● WHAT TO WORK ON:
Every line of the data below is to be written out again exactly.

● GIVEN DATA:

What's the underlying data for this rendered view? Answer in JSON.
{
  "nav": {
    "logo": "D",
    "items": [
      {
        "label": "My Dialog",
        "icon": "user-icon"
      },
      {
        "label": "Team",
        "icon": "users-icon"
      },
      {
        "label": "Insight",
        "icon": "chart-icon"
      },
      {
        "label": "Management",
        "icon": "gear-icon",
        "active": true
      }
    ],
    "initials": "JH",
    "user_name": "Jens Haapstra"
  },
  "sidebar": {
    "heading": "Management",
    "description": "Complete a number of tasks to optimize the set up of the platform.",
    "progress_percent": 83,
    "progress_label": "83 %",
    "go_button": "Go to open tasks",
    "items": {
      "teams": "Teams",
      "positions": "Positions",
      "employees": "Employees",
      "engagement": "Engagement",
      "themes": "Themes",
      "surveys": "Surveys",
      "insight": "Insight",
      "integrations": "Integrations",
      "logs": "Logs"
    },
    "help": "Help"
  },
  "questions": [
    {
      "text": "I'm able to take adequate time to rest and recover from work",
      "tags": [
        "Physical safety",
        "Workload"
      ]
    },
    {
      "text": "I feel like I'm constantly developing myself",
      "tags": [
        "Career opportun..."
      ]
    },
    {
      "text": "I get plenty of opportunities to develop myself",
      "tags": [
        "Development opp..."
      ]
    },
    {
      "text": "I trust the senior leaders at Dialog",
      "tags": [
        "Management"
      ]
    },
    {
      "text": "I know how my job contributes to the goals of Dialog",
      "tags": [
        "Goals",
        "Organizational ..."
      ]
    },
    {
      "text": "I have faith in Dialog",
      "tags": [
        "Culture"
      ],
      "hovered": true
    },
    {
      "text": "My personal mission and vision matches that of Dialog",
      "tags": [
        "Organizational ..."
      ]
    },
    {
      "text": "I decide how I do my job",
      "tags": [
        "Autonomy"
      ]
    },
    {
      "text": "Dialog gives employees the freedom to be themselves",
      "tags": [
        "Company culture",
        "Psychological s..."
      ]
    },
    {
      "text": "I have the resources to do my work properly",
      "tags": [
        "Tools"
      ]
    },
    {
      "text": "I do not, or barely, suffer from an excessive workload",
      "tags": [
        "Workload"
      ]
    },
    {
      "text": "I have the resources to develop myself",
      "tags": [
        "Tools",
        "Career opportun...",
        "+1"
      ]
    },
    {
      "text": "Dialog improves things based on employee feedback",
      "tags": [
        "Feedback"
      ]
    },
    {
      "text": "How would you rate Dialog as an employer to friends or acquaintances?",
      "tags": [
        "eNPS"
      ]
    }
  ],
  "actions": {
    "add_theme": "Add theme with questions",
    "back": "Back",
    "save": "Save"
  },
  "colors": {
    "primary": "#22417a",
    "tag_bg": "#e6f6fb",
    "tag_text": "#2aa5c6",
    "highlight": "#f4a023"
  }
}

● ANSWER SECTION:
What's the underlying data for this rendered view? Answer in JSON.
{
  "nav": {
    "logo": "D",
    "items": [
      {
        "label": "My Dialog",
        "icon": "user-icon"
      },
      {
        "label": "Team",
        "icon": "users-icon"
      },
      {
        "label": "Insight",
        "icon": "chart-icon"
      },
      {
        "label": "Management",
        "icon": "gear-icon",
        "active": true
      }
    ],
    "initials": "JH",
    "user_name": "Jens Haapstra"
  },
  "sidebar": {
    "heading": "Management",
    "description": "Complete a number of tasks to optimize the set up of the platform.",
    "progress_percent": 83,
    "progress_label": "83 %",
    "go_button": "Go to open tasks",
    "items": {
      "teams": "Teams",
      "positions": "Positions",
      "employees": "Employees",
      "engagement": "Engagement",
      "themes": "Themes",
      "surveys": "Surveys",
      "insight": "Insight",
      "integrations": "Integrations",
      "logs": "Logs"
    },
    "help": "Help"
  },
  "questions": [
    {
      "text": "I'm able to take adequate time to rest and recover from work",
      "tags": [
        "Physical safety",
        "Workload"
      ]
    },
    {
      "text": "I feel like I'm constantly developing myself",
      "tags": [
        "Career opportun..."
      ]
    },
    {
      "text": "I get plenty of opportunities to develop myself",
      "tags": [
        "Development opp..."
      ]
    },
    {
      "text": "I trust the senior leaders at Dialog",
      "tags": [
        "Management"
      ]
    },
    {
      "text": "I know how my job contributes to the goals of Dialog",
      "tags": [
        "Goals",
        "Organizational ..."
      ]
    },
    {
      "text": "I have faith in Dialog",
      "tags": [
        "Culture"
      ],
      "hovered": true
    },
    {
      "text": "My personal mission and vision matches that of Dialog",
      "tags": [
        "Organizational ..."
      ]
    },
    {
      "text": "I decide how I do my job",
      "tags": [
        "Autonomy"
      ]
    },
    {
      "text": "Dialog gives employees the freedom to be themselves",
      "tags": [
        "Company culture",
        "Psychological s..."
      ]
    },
    {
      "text": "I have the resources to do my work properly",
      "tags": [
        "Tools"
      ]
    },
    {
      "text": "I do not, or barely, suffer from an excessive workload",
      "tags": [
        "Workload"
      ]
    },
    {
      "text": "I have the resources to develop myself",
      "tags": [
        "Tools",
        "Career opportun...",
        "+1"
      ]
    },
    {
      "text": "Dialog improves things based on employee feedback",
      "tags": [
        "Feedback"
      ]
    },
    {
      "text": "How would you rate Dialog as an employer to friends or acquaintances?",
      "tags": [
        "eNPS"
      ]
    }
  ],
  "actions": {
    "add_theme": "Add theme with questions",
    "back": "Back",
    "save": "Save"
  },
  "colors": {
    "primary": "#22417a",
    "tag_bg": "#e6f6fb",
    "tag_text": "#2aa5c6",
    "highlight": "#f4a023"
  }
}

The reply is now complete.